Steven Plitt, Expert Witness

Insurance Bad Faith Claim Handling Expert Serving Clients Nationwide

Phone: 602-322-4038

Steven Plitt, Expert Witness

Insurance Bad Faith Claim Handling Expert Serving Clients Nationwide

FAIR DEBATABILITY UPHELD BY IDAHO SUPREME COURT

| Feb 18, 2021 | Bad Faith
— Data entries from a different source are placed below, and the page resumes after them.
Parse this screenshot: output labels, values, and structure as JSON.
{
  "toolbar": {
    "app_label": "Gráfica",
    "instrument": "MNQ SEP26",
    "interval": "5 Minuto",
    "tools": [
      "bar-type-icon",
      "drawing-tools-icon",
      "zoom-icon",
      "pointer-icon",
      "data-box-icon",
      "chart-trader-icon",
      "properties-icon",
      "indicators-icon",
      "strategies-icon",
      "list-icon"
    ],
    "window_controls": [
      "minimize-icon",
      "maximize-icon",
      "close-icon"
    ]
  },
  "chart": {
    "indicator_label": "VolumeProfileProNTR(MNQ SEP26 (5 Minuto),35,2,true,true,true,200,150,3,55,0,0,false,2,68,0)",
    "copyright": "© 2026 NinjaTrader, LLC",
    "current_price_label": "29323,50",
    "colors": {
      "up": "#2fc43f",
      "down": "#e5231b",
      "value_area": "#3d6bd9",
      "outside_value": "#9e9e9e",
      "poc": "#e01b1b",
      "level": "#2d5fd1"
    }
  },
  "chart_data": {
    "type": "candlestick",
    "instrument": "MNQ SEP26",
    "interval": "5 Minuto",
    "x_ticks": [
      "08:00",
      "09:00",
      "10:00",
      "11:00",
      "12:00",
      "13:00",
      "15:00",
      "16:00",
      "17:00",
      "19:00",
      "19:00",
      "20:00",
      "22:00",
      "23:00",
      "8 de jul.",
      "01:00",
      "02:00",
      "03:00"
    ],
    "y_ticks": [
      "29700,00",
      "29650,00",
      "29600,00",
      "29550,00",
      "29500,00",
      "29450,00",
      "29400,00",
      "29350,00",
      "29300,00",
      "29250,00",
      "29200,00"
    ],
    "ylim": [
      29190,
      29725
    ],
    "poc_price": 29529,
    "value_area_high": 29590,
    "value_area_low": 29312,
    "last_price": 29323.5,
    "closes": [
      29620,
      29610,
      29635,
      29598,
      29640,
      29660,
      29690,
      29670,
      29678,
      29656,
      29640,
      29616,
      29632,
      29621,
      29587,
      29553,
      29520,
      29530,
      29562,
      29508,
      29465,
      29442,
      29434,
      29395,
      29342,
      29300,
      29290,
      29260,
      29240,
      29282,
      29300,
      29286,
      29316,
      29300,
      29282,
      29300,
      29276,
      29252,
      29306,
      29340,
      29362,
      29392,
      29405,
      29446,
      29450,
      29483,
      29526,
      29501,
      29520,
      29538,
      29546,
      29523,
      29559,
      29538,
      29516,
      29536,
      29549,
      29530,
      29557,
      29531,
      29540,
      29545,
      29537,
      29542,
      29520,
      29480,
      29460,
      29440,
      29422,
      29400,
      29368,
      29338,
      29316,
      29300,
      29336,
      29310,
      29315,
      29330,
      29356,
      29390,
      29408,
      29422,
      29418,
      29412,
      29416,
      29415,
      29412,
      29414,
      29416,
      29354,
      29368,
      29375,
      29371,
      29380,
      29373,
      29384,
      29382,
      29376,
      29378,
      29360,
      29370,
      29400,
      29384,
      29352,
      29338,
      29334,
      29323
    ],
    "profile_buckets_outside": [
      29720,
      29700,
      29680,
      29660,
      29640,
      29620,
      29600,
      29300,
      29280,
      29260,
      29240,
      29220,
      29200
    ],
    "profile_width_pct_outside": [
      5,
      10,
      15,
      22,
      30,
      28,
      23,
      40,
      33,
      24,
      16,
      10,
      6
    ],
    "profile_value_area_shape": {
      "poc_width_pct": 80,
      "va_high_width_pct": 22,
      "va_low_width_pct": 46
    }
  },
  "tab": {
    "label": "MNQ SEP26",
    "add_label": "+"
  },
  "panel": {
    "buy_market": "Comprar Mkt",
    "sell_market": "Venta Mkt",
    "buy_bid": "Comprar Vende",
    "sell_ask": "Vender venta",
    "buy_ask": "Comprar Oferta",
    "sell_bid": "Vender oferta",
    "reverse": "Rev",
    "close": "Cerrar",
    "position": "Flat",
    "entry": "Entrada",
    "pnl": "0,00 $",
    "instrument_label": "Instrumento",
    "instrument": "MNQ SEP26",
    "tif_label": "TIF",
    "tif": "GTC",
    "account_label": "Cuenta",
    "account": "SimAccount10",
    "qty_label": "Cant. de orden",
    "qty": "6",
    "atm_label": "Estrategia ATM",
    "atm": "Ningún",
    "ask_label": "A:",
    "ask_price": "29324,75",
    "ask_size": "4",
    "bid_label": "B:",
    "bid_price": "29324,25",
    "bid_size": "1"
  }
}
In Cedillo v. Farmers Ins. Co., 408 P.3d 886 (Idaho 2017) the insured sued Farmers Insurance for bad faith arising out of the presentation of a UIM claim.  In this case, Farmers did not dispute that its policy provided UIM coverage to the insured.  The dispute between the insurer and its insured centered upon the amount of coverage that was available to pay the insured’s loss.  The parties arbitrated the issue, which resulted in an arbitration award valuing the UIM claim at $100,332 after offsets.  Then, after adding prejudgment interest, the total award was increased to $101,135.  While the arbitration was proceeding, the insured sued Farmers for bad faith in the district court.  Farmers filed a motion for summary judgment, asserting that the insured had failed to make out a prima facie case of bad faith because the value of the claim, i.e., the amount owed to be paid, was fairly debatable.  Summary judgment was granted to Farmers after the trial court determined that the “fairly debatable” standard applied not only to the question of whether a claim should be paid, but also as to a dispute regarding the amount that was owed.  The court acknowledged the presence of a fairly debatable issue regarding value, finding that the insured had not known that she was entitled to payment in the amount of the full policy limits that the insured was not forthcoming in providing relevant medical records, and that the insured had a complicated medical history that required the arbitrator to apportion medical expenses between those caused by the accident and those which were not.

On appeal, the Idaho Supreme Court held that there was a continuing dispute between the parties about the amount of claimed damages and, in fact, the arbitrator had reduced the initial award so that the insured’s pre-existing condition could be taken into account.  It was the obligation of the insured to point out why the insured felt the claim was not fairly debatable.